See that you refuse not him that speaks. For if they escaped not who refused him that spoke on earth, much more shall not we escape…
I. THE DOCTRINE IS THIS: THESE HEBREWS RECEIVED A KINGDOM WHICH COULD NOT BE MOVED. And it is first to be explained, and the difficulty lies in this phrase of receiving a kingdom. For —
1. There is a kingdom.
2. This kingdom cannot be moved.
3. They received it.
(1) There are many temporal kingdoms, but this is spiritual and Divine. The King is God; the Administrator-General is Christ, who, in the administration of this kingdom, is so one with God, that He is King as He is; the subjects, believing saints; the rules of government are the doctrines of the gospel; the privileges and benefits of this kingdom are the blessings of grace and glory.
(2) This kingdom cannot be moved, or is not moveable or alterable, because Prince, people, laws, and administration continue for ever.
(3) They had received this kingdom. A kingdom may be received either by a prince to govern it, or by subjects to be governed; the former is not, the latter is intended. For subjects to receive a kingdom, may be either duty or a benefit. As a duty, it is to submit unto the power and laws of the sovereign; as a benefit, it is to be admitted as a subject to enjoy the privileges, peace, and happiness of the kingdom. Both may be here meant, and the benefit presupposing the duty fully and finally performed, may be, and shall be, that we shall be kings and priests, and reign with Christ for ever.
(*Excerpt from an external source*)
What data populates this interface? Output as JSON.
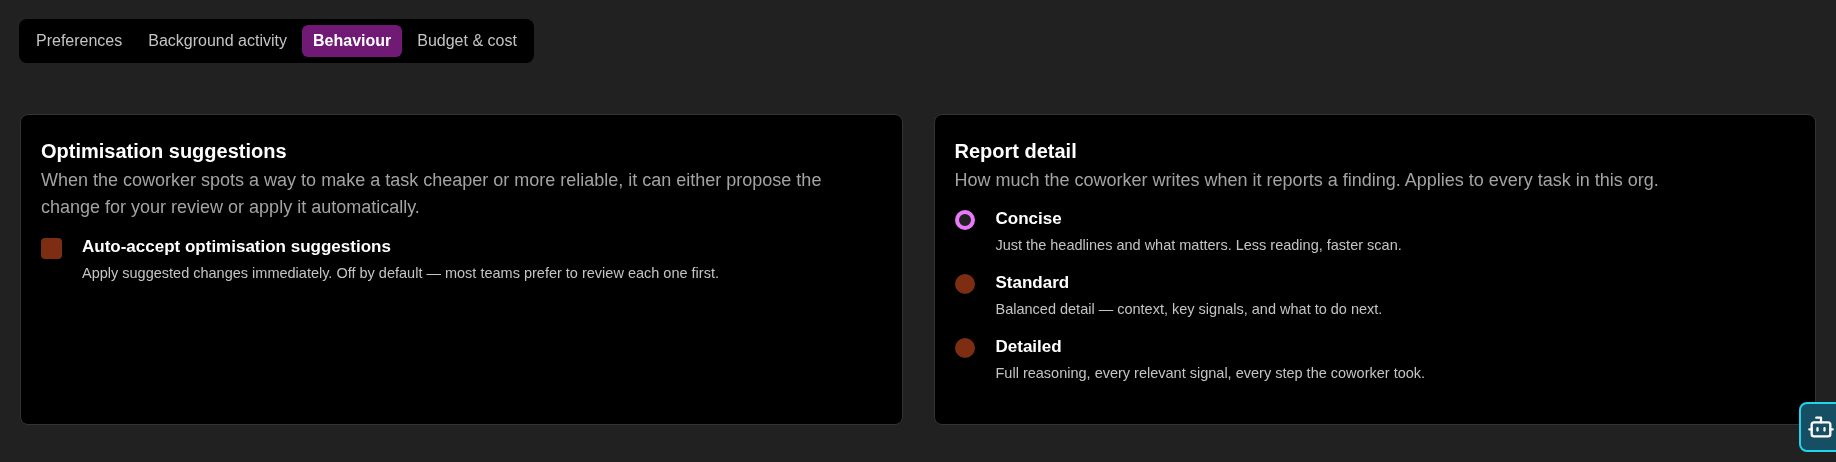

II. THE EXHORTATION FOLLOWETH, WHERE THE DUTY IS TO HAVE GRACE TO SERVE GOD.
1. By grace may be meant the doctrine of grace, which is the gospel so called (Titus 2:11).
2. Faith and belief.
3. The profession of this faith.
4. The sanctifying power of the Spirit, which all true believers and professors have; and this presupposeth all the former, or infolds them. To have this grace is to have this sanctifying power, and to hold it, keep it, exercise it more and more. The end why we must have and hold it is, that we may serve God. This implies that God is the Sovereign in this kingdom, and we are the subjects, and our duty is continually to serve our Lord and King. To serve Him, is not only with all humility to adore His excellent Majesty, but also sincerely, wholly, and absolutely to submit unto His power and obey His laws. This implies —
(1) That in this kingdom we are not our own masters, or at liberty to do what we would. But God is our Master, and we are bound to obedience by His laws.
(2) That without the grace of God continued and held fast we cannot serve our God constantly; without grace we cannot serve Him; without grace held fast we cannot serve Him to the end. The manner how we must serve God is to serve Him acceptably, with reverence and godly fear. In general, our service must be acceptable; in particular, it must be reverence and godly fear, which render it pleasing to God, and without which it cannot be accepted. Men may fear God — that is, perform some religious service to God — and yet it will not prove acceptable. For some serve God, and not with a pure and sanctified heart; some serve God in outward circumstantials and rituals, not in substantials; some serve God with a profane and wicked heart; some serve Him ignorantly or negligently, without fervency and due affection. Reverence in God's service looks at His excellency and glorious majesty, and at our own unworthiness, and the infinite distance between Him and us; and therefore we must adore God's excellent Majesty with deep humility, abasing ourselves very low, being afraid and ashamed, out of a sense of our own vileness, to come near Him, except in His great mercy and free grace He vouchsafe access. Signs of this reverence is our kneeling, bowing, covering our faces, prostration, and such like gestures. And if we were either apprehensive and sensible of our own vileness, or God's excellency, how could we possibly be so profane and unreverent in His worship? Godly fear may be the same with reverence or distinct from it. The word in the Greek signifies sometimes caution, sometimes devotion, sometimes fear, and that in the service of God, which is a religious fear, and care not to offend, but to please Him. Both reverence and fear, in this place, may farther be a more than ordinary care and diligence in the service of God, that we may please Him and be accepted of Him. For as the greatest honour with the greatest humility is due to God, that supreme Lord, whose Majesty is infinite and eternal, so the greatest caution must be used in His worship, for He will be sanctified in all them that draw near unto Him.
Parallel VersesKJV: See that ye refuse not him that speaketh. For if they escaped not who refused him that spake on earth, much more shall not we escape, if we turn away from him that speaketh from heaven: